"Beep, beep, beep," blasted the alarm clock next to my head.
6:00a.m. already?! Time to get up and go take care of the cows. I groaned as I dragged myself halfway out of bed so I could turn off the alarm. Then I immediately fell back into bed--exhausted. "Why do I have to always get up first?" I complained to myself bitterly, "Why can't Laura take the initiative once in awhile?" (Laura is my 12-year-old sister; we are very close even though I am four years older than her.) After a few more complaining thoughts to myself, I took a deep breath and hoisted my tired body completely out of the bed. I immediately felt better.
I walked over to the window and looked outside at the cows. Our brown Jersey cows looked so beautiful laying in the green grass with the early morning sun shining softly on them. My tiredness forgotten in the anticipation of going to see the cows, I turned from the window, saying "Come on, Laura, get out of bed." The bed was empty. Laura was gone, already dressed and into the bathroom first. "Why does she always do that to me?" I grumbled, as I got dressed. Laura was back in a few minutes. "Come on Sarah, let's make the bed." "Oh well," I thought, as I began to arrange the covers, "I'll get in the bathroom first next time."
Laura and I went downstairs, laced up our boots and went outside. I could hear Dad coming down the stairs as we went out the door. That is our schedule--Laura and I go out at 6 o'clock one day, then my 15 year old twin sisters Andrea and Erika go with him the next day. My eight-year-old sister, Mary, joins Laura and me at 7:30 and my nine-year-old sister, Rachel, does the same with Andrea and Erika the next day. Sometimes Mom comes out to help at 6:30 and goes in around 8:00 to get breakfast started.

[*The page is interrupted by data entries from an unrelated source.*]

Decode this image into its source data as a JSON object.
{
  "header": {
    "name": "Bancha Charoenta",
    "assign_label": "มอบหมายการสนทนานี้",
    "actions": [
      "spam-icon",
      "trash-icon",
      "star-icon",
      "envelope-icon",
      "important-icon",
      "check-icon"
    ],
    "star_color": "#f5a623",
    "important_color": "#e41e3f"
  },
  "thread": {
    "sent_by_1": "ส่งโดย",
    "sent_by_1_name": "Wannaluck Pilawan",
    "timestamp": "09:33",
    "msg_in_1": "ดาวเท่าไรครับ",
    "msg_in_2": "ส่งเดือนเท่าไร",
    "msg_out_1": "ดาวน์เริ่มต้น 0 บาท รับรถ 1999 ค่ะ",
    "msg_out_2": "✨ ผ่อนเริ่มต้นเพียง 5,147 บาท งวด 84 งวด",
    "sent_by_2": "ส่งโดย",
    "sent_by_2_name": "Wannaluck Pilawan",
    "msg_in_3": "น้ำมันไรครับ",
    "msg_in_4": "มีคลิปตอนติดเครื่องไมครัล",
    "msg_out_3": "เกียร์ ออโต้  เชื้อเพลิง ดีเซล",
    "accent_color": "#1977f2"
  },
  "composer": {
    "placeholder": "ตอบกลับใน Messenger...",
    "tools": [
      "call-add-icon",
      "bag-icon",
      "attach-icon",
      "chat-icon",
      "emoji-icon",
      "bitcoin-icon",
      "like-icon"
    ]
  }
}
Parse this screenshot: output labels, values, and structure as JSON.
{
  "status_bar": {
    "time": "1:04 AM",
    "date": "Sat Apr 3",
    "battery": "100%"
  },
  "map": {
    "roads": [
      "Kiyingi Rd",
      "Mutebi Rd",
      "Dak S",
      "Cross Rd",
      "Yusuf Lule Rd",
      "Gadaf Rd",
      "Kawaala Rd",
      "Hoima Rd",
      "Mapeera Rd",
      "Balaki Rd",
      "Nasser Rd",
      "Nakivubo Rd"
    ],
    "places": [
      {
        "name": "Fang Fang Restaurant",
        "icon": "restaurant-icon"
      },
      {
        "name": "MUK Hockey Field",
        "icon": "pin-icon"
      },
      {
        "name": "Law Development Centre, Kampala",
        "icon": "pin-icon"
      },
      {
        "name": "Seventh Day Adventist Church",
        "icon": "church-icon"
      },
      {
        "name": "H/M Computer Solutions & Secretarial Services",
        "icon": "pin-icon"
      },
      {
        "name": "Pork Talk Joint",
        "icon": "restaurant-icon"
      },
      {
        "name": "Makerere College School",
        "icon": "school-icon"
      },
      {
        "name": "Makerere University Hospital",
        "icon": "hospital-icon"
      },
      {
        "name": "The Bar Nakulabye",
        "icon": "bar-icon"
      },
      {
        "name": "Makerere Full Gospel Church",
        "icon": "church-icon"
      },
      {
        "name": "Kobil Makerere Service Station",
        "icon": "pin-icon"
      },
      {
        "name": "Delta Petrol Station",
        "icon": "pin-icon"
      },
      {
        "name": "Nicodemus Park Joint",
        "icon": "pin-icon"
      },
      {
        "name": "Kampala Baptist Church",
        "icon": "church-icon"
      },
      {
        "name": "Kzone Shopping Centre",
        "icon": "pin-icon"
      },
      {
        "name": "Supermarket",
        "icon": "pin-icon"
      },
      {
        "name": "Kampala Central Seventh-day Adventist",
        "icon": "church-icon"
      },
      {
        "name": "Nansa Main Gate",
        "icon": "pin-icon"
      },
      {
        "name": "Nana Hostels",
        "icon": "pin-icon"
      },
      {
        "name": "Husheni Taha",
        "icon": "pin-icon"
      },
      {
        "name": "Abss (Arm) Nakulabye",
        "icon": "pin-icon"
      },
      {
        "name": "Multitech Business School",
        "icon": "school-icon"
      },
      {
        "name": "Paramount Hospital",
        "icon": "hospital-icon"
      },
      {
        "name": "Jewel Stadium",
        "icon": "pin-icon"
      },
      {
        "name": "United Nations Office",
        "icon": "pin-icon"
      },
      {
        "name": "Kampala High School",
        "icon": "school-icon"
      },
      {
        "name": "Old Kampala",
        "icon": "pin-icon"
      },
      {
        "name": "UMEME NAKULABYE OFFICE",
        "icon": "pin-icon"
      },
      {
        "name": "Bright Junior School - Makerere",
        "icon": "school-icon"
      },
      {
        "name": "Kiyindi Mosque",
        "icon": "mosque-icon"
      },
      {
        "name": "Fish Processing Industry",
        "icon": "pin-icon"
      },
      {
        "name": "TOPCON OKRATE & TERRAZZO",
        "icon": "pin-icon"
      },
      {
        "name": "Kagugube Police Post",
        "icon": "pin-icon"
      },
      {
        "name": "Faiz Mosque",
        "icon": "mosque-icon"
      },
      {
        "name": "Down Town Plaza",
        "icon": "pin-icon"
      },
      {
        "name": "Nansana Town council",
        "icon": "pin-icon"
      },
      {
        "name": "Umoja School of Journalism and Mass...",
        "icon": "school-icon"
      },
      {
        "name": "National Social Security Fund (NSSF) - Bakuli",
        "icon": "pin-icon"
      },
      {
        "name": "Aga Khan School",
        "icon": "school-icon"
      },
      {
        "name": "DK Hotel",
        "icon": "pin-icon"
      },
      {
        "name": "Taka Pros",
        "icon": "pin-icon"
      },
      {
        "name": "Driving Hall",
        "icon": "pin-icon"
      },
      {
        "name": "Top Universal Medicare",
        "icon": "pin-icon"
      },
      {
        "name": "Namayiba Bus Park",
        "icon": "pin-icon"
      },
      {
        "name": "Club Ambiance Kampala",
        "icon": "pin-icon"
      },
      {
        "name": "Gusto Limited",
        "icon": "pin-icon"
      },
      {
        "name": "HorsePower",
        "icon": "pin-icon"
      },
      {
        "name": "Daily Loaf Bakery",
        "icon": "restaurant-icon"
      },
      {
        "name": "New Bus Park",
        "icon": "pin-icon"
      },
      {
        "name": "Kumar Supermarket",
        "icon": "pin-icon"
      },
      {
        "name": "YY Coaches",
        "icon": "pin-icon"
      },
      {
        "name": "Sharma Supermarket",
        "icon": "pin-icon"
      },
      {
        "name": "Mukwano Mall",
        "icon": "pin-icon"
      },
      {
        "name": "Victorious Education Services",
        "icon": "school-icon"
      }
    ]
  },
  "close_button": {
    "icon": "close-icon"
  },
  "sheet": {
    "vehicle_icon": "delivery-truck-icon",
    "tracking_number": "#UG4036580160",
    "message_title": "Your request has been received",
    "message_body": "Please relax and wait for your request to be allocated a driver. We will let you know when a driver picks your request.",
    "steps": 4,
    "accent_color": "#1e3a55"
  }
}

"Here bossy, bossy," I called to the cows as we went over the hill to get them. "Come boss, co' boss, come on girls." The cows hoisted themselves up, groaning and stretching. I grinned and said to Laura, "They don't like getting out of bed either."
Laura protested, "We wait on them hand and foot, or hoof, rather. We are their slaves!" she cried dramatically. She walked up to an old cow named Susan and bowed low with a flourish. "I apologize, Your Majesty Queen Susan, but it is time to wake up and have your royal breakfast." Susan just lay there looking at her.
"She has no idea what you're saying," I laughed. "Come on girl, get up." Susan sighed and got up.
As Laura and I walked the cows to the barn, I soaked in the morning sights and sounds; the door to the house slamming shut as Dad came out with the milk pitcher, the sound of the cow's hooves in the dusty cow paths, the ducks' excited quacking as they climbed into their swimming pool for their morning swim and the rooster's haughty crowing as he daintily led his chickens out of their small shed to find some bugs. As we came up over the hill, I heard a wild male pheasant honking down by the gravel pit and felt the same thrill I always get whenever I hear it. I saw the barn swallows teaching their chubby little babies how to fly, and the starlings sitting on the fence singing their bubbly song of pride and contentment. I looked over our land and a feeling of love welled up inside of me and stuck in my throat. I felt so grateful for my land, my life and my family. "This is our land, nobody can take it from us," I thought fiercely, unknowingly clenching my fists. I thought of all the people who had nothing and of all the people who have everything and yet are not happy and I felt truly blessed. "We are so blessed." I thought, blushing over how I had grumbled at getting out of bed. A killdeer shrieked, startling me out of my dreams. I realized I had stopped, and saw that Laura was ahead waiting for me, respecting my solemn moment. The cows were already far ahead. The lights were on in the barn and I could hear Dad setting things up for the milking.
"Hey! Want a piggy-back ride?" I called to Laura as I jogged toward her. Laura's solemn face lit up as she ran to me and leaped onto my back. "Oof," I grunted as her weight knocked the breath out of me. I pretended to stagger forward a few steps then I groaned, "Man, Laura, you are heavy."
"I am not!" She protested laughing, "I'm as light as a feather." Then she kicked her heels into my sides and pleaded, "Come on Sarah, run!" I laughed and jogged down the hill to the barn with Laura's comforting weight pressing into my back. I felt alive and strong. I couldn't wait to stretch my muscles moving the milking machines and to smell the sweet smell of cow and grass as I washed the cow's udders. I sped up and my boots pounded the path, chanting, "So blessed, so blessed, so blessed."
Sarah Holm lives on an Organic Valley dairy farm in Wisconsin with her parents and five younger sisters. Click here to hear another story from Sarah and meet her family in "Heart of Farming" (audio slideshow).